Monday, November 9, 2020
Court of Appeals of Maryland Finds it is Witness Tampering & Obstruction of Justice to Marry a Prospective Witness for Privilege Purposes
Maryland has a spousal testimonial privilege, which states in pertinent part that
(a) The spouse of a person on trial for a crime may not be compelled to testify as an adverse witness unless the charge involves:
(1) The abuse of a child under 18; or
(2) Assault in any degree in which the spouse is a victim if:
(i) The person on trial was previously charged with assault in any degree or assault and battery of the spouse;
(ii) The spouse was sworn to testify at the previous trial; and
(iii) The spouse refused to testify at the previous trial on the basis of the provisions of this section.
So, let's say that a defendant is accused of a crime and marries a prospective witness against him so that she can invoke this spousal testimonial privilege.
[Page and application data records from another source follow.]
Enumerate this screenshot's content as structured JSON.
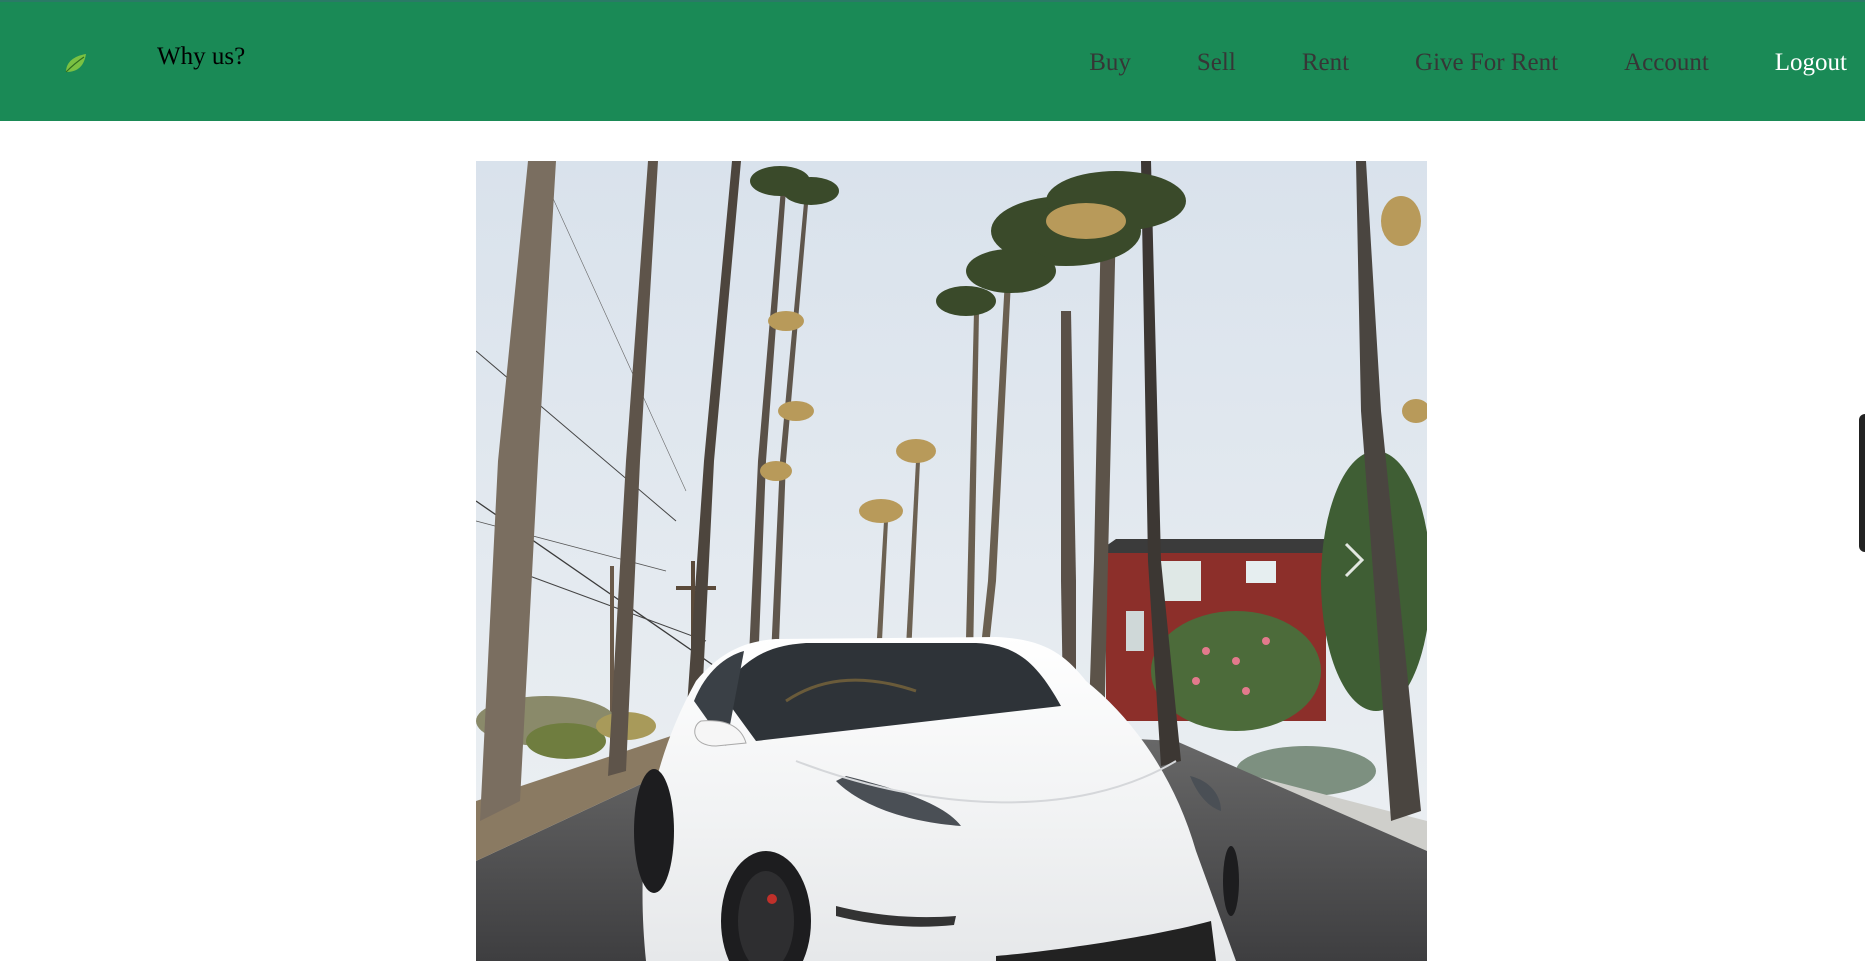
{
  "header": {
    "logo_icon": "leaf-icon",
    "why_us_label": "Why us?",
    "nav": {
      "buy": "Buy",
      "sell": "Sell",
      "rent": "Rent",
      "give_for_rent": "Give For Rent",
      "account": "Account",
      "logout": "Logout"
    }
  },
  "hero": {
    "image_subject": "white-car-palm-street-photo",
    "next_icon": "chevron-right-icon"
  },
  "colors": {
    "navbar_bg": "#1a8a56",
    "logout_text": "#ffffff",
    "nav_text": "#363636"
  }
}
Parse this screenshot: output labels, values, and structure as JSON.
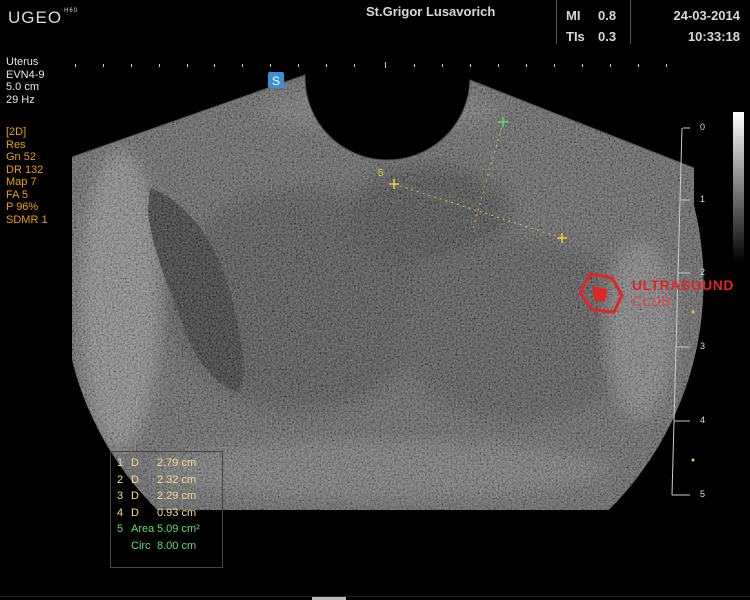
{
  "header": {
    "logo": "UGEO",
    "logo_sub": "H60",
    "patient": "St.Grigor Lusavorich",
    "mi_label": "MI",
    "mi_value": "0.8",
    "tis_label": "TIs",
    "tis_value": "0.3",
    "date": "24-03-2014",
    "time": "10:33:18"
  },
  "probe": [
    "Uterus",
    "EVN4-9",
    "5.0 cm",
    "29 Hz"
  ],
  "params": [
    "[2D]",
    "Res",
    "Gn  52",
    "DR  132",
    "Map 7",
    "FA  5",
    "P    96%",
    "SDMR 1"
  ],
  "measurements": [
    {
      "n": "1",
      "key": "D",
      "value": "2.79 cm"
    },
    {
      "n": "2",
      "key": "D",
      "value": "2.32 cm"
    },
    {
      "n": "3",
      "key": "D",
      "value": "2.29 cm"
    },
    {
      "n": "4",
      "key": "D",
      "value": "0.93 cm"
    },
    {
      "n": "5",
      "key": "Area",
      "value": "5.09 cm²"
    },
    {
      "n": "",
      "key": "Circ",
      "value": "8.00 cm"
    }
  ],
  "depth_scale": [
    "0",
    "1",
    "2",
    "3",
    "4",
    "5"
  ],
  "caliper_label": "5",
  "watermark": {
    "line1": "ULTRASOUND",
    "line2": "CLUB"
  },
  "colors": {
    "params": "#f0a000",
    "caliper_yellow": "#e8d040",
    "caliper_green": "#4fe060",
    "watermark": "#e02525"
  }
}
Can that defendant be charged with witness tampering and obstruction of justice? This was the question of first impression addressed by the Court of Appeals of Maryland in its recent opinion in State v. Wilson, 2020 WL 6266905 (Md. 2020).
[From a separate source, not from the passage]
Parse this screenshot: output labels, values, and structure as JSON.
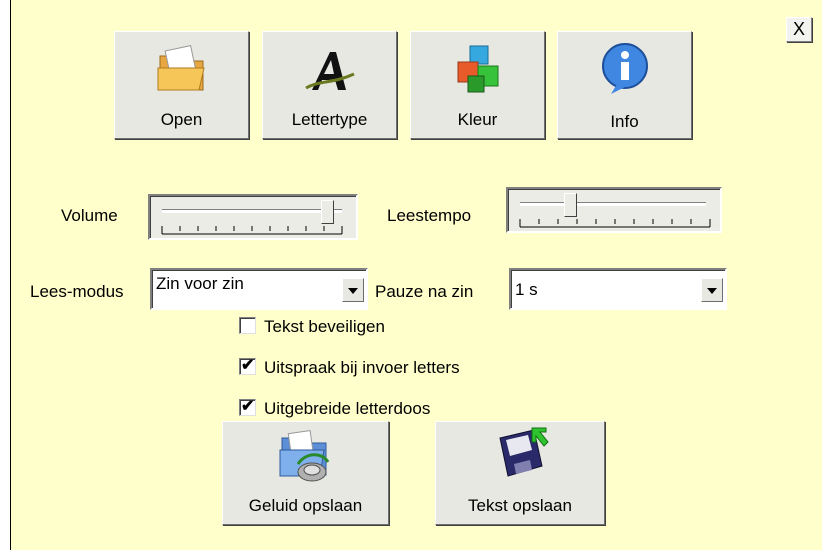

November 9, 2020 | Permalink | Comments (0)
Friday, November 6, 2020
United States District Court for the District of Utah Notes Split Over Whether Settlement Statements About Mitigation of Damages Are Admissible
Federal Rule of Evidence 408 reads as follows:
(a) Prohibited Uses. Evidence of the following is not admissible — on behalf of any party — either to prove or disprove the validity or amount of a disputed claim or to impeach by a prior inconsistent statement or a contradiction:
(1) furnishing, promising, or offering — or accepting, promising to accept, or offering to accept — a valuable consideration in compromising or attempting to compromise the claim; and
(2) conduct or a statement made during compromise negotiations about the claim — except when offered in a criminal case and when the negotiations related to a claim by a public office in the exercise of its regulatory, investigative, or enforcement authority.
(b) Exceptions. The court may admit this evidence for another purpose, such as proving a witness’s bias or prejudice, negating a contention of undue delay, or proving an effort to obstruct a criminal investigation or prosecution.
So, does Rule 408(b) allow for the admission of evidence of statements during settlement negotiations to prove that a party failed to mitigate its damages? This was the question of first impression addressed by the United States District Court for the District of Utah in Nutraceutical Corporation v. Nutrachamps, Inc., 2020 WL 6382042 (D. Utah. 2020).
November 6, 2020 | Permalink | Comments (1)
Thursday, November 5, 2020
Supreme Court of New Mexico Lays Out Four Factor Test for Forfeiture by Wrongdoing
Similar to Federal Rule of Evidence 804(b)(6), New Mexico Rule of Evidence 11-804(B)(5) provides an exception to the rule against hearsay for
A statement offered against a party that wrongfully caused--or acquiesced in wrongfully causing--the declarant's unavailability as a witness, and did so intending that result.
So, what is required for this "forfeiture by wrongdoing" exception to apply? That was the question addressed by the Supreme Court of New Mexico in its recent opinion in State v. Farrington, 2020 WL 6144648 (N.M. 2020).
November 5, 2020 | Permalink | Comments (0)
Wednesday, November 4, 2020
New Jersey Court Finds Release From Probation is Not Release From Confinement For Impeachment Purposes
New Jersey Rule of Evidence 609(b)(1) states that
If, on the date the trial begins, more than ten years have passed since the witness' conviction for a crime or release from confinement for it, whichever is later, then evidence of the conviction is admissible only if the court determines that its probative value outweighs its prejudicial effect, with the proponent of that evidence having the burden of proof.
So, assume that a witness testifying at a trial in 2017 was convicted of a crime in 2005 and sentenced to 4 years probation. Because that probation ended in 2009, would that conviction fall beyond the scope of Rule 609(b)(1) because the "release from confinement" confinement for it was less than 10 years ago?
November 4, 2020 | Permalink | Comments (0)
Monday, November 2, 2020
Michigan Law School 2021 Junior Scholars Conference Call for Papers
The University of Michigan Law School invites junior scholars to attend the 7th Annual Junior Scholars Conference, which will take place virtually on April 16-17, 2021. The conference provides junior scholars with a platform to present and discuss their work with peers, and to receive detailed feedback from senior members of the Michigan Law faculty. The Michigan Law journals have also agreed to give serious consideration to publish selected papers. The Junior Scholars Conference is intended for academics in both law and related disciplines. Applications from graduate students, SJD/PhD candidates, postdoctoral researchers, lecturers, teaching fellows, and assistant professors (pre-tenure) who have not held an academic position for more than four years, are welcomed.
Applications are due by January 4, 2021.
Further information and the full call for papers can be found at the Conference website.
November 2, 2020 | Permalink | Comments (0)